» What is required
From the records below, count the lines holding the string "hint". Only the number is wanted.

» Task data
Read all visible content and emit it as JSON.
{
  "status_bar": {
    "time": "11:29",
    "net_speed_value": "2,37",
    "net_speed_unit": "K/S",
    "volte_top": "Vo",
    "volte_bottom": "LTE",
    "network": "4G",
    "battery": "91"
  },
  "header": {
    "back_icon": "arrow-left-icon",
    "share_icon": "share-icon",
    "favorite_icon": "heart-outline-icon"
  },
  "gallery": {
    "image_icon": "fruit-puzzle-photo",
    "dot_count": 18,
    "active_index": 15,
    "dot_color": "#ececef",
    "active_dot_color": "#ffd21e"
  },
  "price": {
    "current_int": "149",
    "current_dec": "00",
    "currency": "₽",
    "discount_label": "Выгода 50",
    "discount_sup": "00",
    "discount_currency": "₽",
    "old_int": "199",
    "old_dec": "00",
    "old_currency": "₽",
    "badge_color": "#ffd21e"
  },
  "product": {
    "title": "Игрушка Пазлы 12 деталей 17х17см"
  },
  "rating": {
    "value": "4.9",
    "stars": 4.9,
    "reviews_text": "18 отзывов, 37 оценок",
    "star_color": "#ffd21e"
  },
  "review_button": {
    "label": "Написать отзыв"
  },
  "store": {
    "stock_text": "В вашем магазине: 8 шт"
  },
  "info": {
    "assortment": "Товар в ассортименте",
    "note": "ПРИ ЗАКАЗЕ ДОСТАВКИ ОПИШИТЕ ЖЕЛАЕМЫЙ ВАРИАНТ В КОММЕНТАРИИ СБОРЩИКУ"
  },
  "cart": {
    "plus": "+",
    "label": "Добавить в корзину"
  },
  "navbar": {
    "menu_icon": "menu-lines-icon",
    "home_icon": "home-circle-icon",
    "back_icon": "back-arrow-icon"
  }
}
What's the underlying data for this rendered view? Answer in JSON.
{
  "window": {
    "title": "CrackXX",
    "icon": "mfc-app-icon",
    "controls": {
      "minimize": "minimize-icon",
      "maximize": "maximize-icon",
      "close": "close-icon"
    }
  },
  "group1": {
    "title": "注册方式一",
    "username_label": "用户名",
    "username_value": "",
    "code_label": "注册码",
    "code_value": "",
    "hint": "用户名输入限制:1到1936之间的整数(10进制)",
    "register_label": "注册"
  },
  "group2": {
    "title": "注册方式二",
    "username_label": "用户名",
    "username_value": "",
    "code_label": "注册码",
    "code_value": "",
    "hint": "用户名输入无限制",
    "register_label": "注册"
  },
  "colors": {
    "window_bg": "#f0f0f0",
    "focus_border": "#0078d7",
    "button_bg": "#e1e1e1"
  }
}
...
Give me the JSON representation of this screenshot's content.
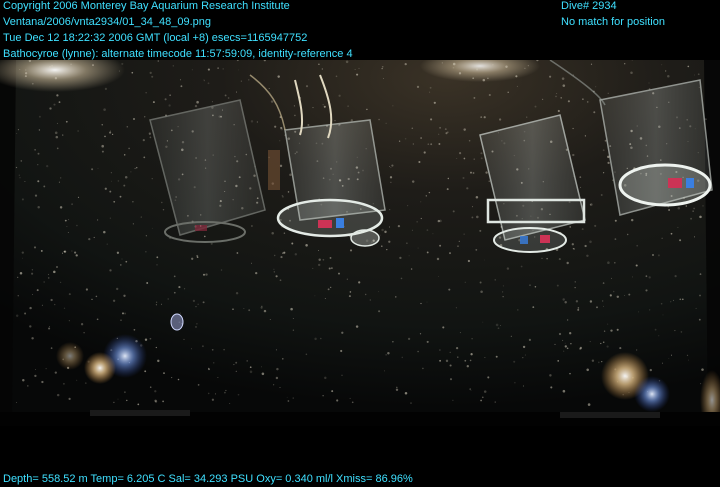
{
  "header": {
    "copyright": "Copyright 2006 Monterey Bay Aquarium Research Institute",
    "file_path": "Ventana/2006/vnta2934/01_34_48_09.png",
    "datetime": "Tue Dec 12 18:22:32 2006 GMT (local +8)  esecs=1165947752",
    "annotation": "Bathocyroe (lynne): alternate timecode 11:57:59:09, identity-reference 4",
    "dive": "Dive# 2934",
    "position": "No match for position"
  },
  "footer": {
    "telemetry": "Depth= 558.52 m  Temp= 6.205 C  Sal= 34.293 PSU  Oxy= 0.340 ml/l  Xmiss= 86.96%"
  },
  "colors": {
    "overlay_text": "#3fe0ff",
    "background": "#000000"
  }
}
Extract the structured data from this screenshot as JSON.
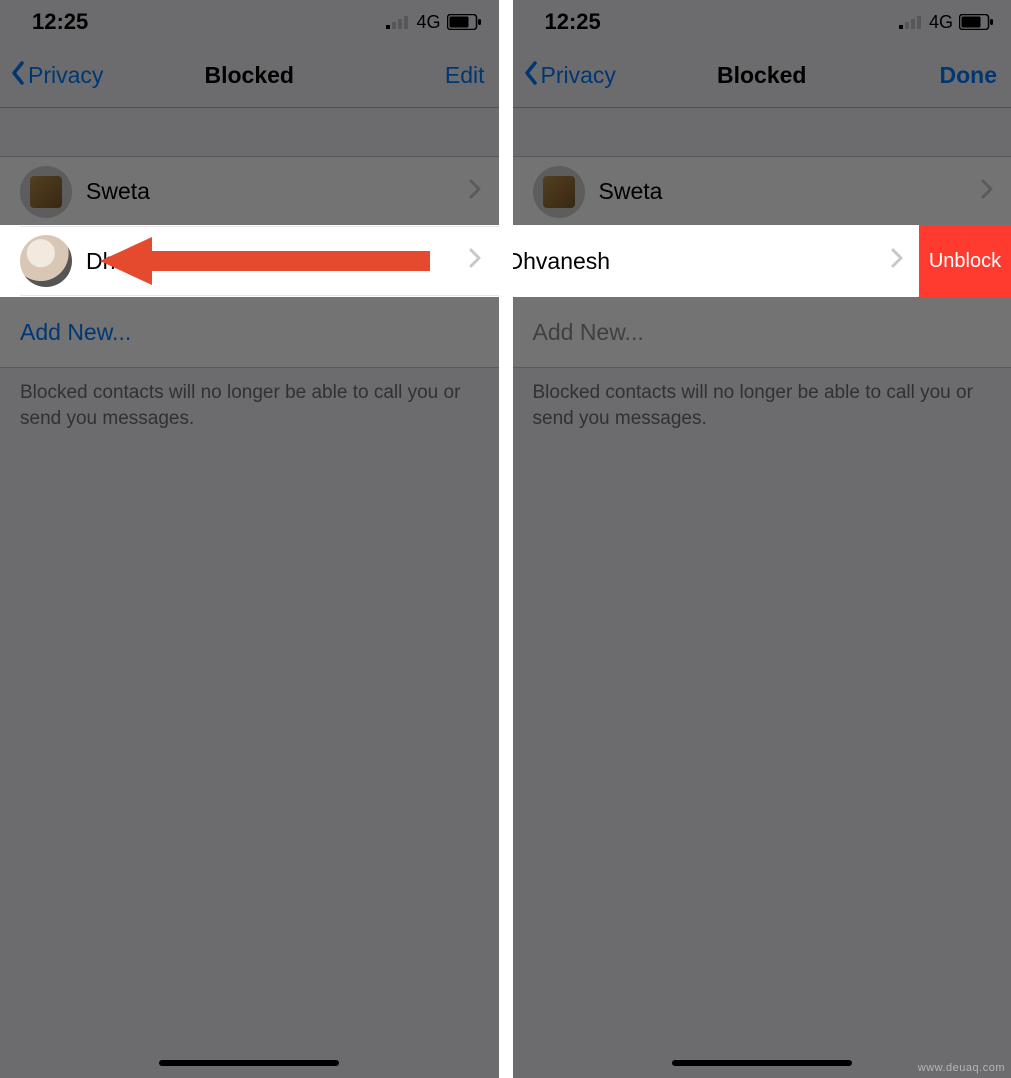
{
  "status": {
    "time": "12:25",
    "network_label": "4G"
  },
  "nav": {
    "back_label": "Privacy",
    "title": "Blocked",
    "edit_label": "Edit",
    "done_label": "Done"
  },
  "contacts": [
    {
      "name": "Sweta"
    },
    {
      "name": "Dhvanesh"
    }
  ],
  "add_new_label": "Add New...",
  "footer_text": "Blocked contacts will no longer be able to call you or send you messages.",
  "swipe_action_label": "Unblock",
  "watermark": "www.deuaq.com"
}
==
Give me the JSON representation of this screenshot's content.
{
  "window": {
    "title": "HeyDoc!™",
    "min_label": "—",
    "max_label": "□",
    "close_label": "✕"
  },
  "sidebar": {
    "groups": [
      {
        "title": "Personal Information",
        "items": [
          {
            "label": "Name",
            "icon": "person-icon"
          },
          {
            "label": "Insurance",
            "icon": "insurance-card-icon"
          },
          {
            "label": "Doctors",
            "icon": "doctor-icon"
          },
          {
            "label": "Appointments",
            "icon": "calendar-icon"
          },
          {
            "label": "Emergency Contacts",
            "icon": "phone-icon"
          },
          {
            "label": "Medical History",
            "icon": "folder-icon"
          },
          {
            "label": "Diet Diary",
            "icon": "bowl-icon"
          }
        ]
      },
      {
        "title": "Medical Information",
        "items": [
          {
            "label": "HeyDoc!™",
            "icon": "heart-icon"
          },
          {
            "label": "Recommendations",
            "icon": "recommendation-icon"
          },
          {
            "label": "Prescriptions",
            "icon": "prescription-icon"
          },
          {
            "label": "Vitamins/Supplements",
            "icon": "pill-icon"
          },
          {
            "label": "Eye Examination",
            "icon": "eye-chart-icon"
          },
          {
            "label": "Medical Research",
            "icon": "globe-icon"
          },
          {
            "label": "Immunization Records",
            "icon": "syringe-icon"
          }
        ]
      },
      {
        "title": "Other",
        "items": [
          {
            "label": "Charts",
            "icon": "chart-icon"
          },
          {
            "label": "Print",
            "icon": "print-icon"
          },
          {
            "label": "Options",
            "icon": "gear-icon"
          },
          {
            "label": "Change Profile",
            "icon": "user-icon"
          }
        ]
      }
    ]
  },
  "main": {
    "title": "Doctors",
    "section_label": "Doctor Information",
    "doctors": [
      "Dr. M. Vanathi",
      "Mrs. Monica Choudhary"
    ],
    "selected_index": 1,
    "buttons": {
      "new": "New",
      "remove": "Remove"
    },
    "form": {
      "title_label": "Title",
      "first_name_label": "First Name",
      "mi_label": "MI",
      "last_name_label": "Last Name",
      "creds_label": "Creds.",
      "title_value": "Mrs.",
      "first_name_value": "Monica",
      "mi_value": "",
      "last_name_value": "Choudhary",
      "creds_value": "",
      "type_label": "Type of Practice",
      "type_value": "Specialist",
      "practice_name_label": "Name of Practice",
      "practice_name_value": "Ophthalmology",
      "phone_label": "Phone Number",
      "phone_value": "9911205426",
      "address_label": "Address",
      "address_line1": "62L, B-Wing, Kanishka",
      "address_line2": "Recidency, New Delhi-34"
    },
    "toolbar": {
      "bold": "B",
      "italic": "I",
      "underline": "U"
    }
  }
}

» Written solution
2